What is interesting about this article is that in this instance the RCMP have gone after the companies who advised their clients essentially to commit fraud.
What about the folks who cashed refunds issued by CRA as a result of these transactions?
Here is what we see take place when individuals have received refunds they were not entitled to:
- CRA re-assessed the past return
- Penalties are assessed – if CRA believes that there has been gross negligence (which is often the case with tax and investment schemes/shelters) these penalties could be up to 50% of the tax debt
- Interest is assessed retroactively to the date that the refund was issued on both the tax debt and the penalties – compounded daily
- You could be prosecuted depending on how you manage your problem
- CRA will proceed to collect the money from you
What can you do if this has happened or you anticipate something like this happening in the future?
Time is not on your side. The more time that passes, the larger the penalties and interest grow. Resolving the problem before CRA does (or worse the Department of Justice sends the RCMP to come after you) has major advantages. Here are two things that you may be able to do:
- Get to them before they get to you – if CRA has not yet re-assessed you and you are certain that you have been involved in a charity/tax scheme, speak to a tax professional about making a Voluntary Disclosure application. This is not something you should try to do yourself – it is an official process that only works if done right the first time. If you qualify and are accepted, CRA will allow you to refile your return and at the minimum avoid penalties and prosecution.
- File an objection – if CRA has already assessed you and even if you agree that you owe the tax you can still object to the penalties. Especially in the case of gross negligence penalties (that can add up to 50% of the taxes with interest accumulating on this as well). This is also a very time sensitive process because you must make your objection within 90 days of being re-assessed. If the 90 days has passed you may apply for an extension to file your objection up to 1 year after the 90 days. If your objection is accepted (even partly) you can potentially save thousands of dollars in penalties and the interest that would have been assessed on the penalties.
According to The Globe and Mail article, the 6 people facing charges are:
1. Vincent (Vince) Villanti, 66, of Whitby
2. Shane Davidson Smith, 46, of Peterborough
3. David Prentice, 52, of Oakville
4. Ravendra (Ravi) Chaudhary, 65, of Toronto
5. Andrew Lloyd, 42, of Pickering
6. Joe Loschiavo, 49, of Toronto.
Police allege the companies used by the accused to run the scheme included Integrated Business Concepts, Synergy Group 2000, Cason Global Wealth Association and IBCA 2009. Police say the investigation is ongoing and further arrests and charges are possible. Click here for the full article.

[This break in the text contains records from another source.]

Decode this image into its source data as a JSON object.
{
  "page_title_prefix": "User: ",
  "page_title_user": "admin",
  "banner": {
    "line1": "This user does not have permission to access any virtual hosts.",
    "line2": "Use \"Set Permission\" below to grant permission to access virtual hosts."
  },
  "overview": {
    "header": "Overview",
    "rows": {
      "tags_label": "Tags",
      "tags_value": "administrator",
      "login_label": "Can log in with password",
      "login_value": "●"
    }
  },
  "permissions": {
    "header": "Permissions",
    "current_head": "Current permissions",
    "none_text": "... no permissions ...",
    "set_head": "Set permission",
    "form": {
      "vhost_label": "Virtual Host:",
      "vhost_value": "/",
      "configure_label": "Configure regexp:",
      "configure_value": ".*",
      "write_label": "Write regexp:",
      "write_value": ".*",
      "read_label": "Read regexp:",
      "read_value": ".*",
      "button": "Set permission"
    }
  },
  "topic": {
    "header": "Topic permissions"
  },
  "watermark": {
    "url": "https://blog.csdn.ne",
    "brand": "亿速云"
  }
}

If you have been caught up in a tax scheme and need help dealing with CRA you can also find out more information by visiting www.taxsolutionscanada.ca or by calling 1-888-868-1400.